Judgement is the practice of talking truth to power. Judgement is to rebuke the false consciousness of Babylon, to speak out for the poor and dispossessed and chastise the rulers of Babylon. Judgement is seen as here on earth, where Divine Justice and Order must be re-established by Rastafari (God man/woman) and not an entity outside of His/herself.


Groundation is the combined practice of chanting and drumming that aims to bring one into higher consciousness and at one with life. The practice keeps disciples grounded and down to earth.


Chant is to make a joyful noise unto creation. A Chant is use to utter acknowledgement to the aspect of man/woman that functions without him/her doing anything (like absorbing the sun light, food, waking up etc.). The words, thoughts and deeds of a chant cause the empowerment of the chanter.

Natty Dread

Though not a term commonly used anymore, Natty Dread was the title given to those who grow locks and practice the Nazarite and Bahitawi vow.


“... Sectional, tribal and other divisive factors often pose major obstacles to national development. In their expanded sense, as narrowly national and ideological interests, they threaten unity and progress.


No one is today so foolish as to believe that any one nation constitutes a perfect monolith of faith and ideology. Nor could anyone wish that there should be such utter vanity of thought and aspiration.


The systems of Government which have sought to impose uniformity of belief have survived briefly and then expired, blinded and weakened by obsessive reliance upon their supposed infallibility. The only system of Government which can survive is one which is prepared to tolerate dissent and criticism and Which accepts these as useful and in any case, inevitable

aspects of all social and political relations.


The tolerance of dissent and criticism within a Government proceeds from a single essential premise: that the Government exists to serve the people generally. Government servants, whether designated as representatives or not, have a trust to work for the general welfare.
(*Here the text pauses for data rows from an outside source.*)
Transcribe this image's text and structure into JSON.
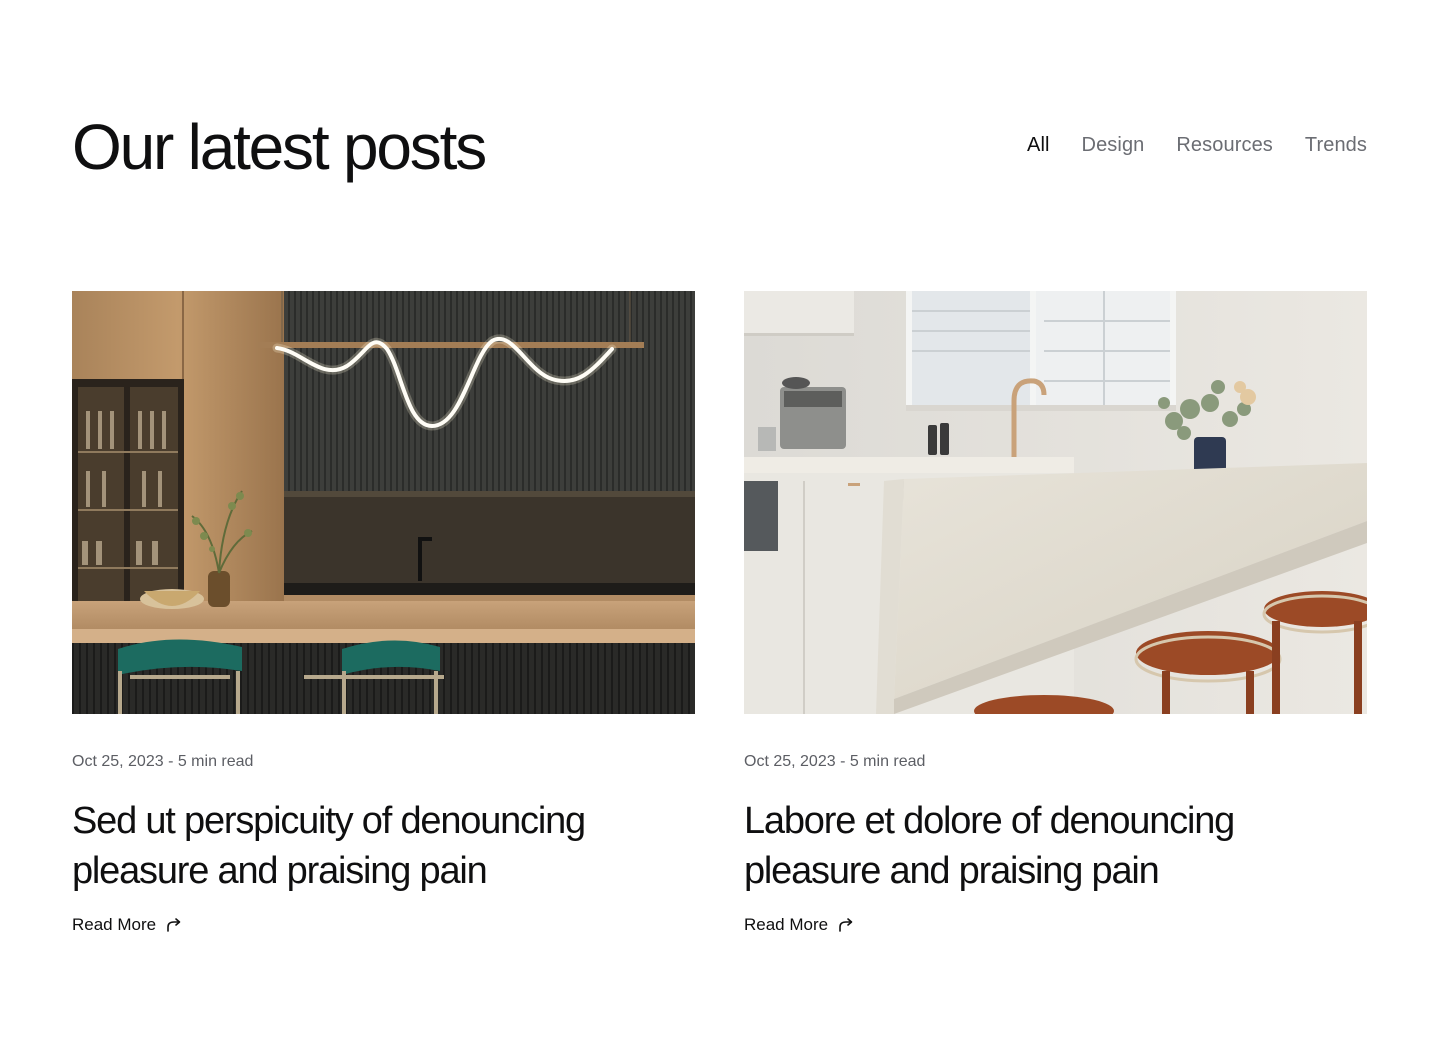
{
  "header": {
    "title": "Our latest posts"
  },
  "filters": [
    {
      "label": "All",
      "active": true
    },
    {
      "label": "Design",
      "active": false
    },
    {
      "label": "Resources",
      "active": false
    },
    {
      "label": "Trends",
      "active": false
    }
  ],
  "posts": [
    {
      "meta": "Oct 25, 2023 - 5 min read",
      "title_line1": "Sed ut perspicuity of denouncing",
      "title_line2": "pleasure and praising pain",
      "read_more": "Read More",
      "image": "dark-kitchen-photo"
    },
    {
      "meta": "Oct 25, 2023 - 5 min read",
      "title_line1": "Labore et dolore of denouncing",
      "title_line2": "pleasure and praising pain",
      "read_more": "Read More",
      "image": "white-kitchen-photo"
    }
  ],
  "icons": {
    "read_more": "curved-arrow-icon"
  }
}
The same trust exists among the member states of international organizations. The members of such organizations must adhere to some tacit or expressed conception of international welfare.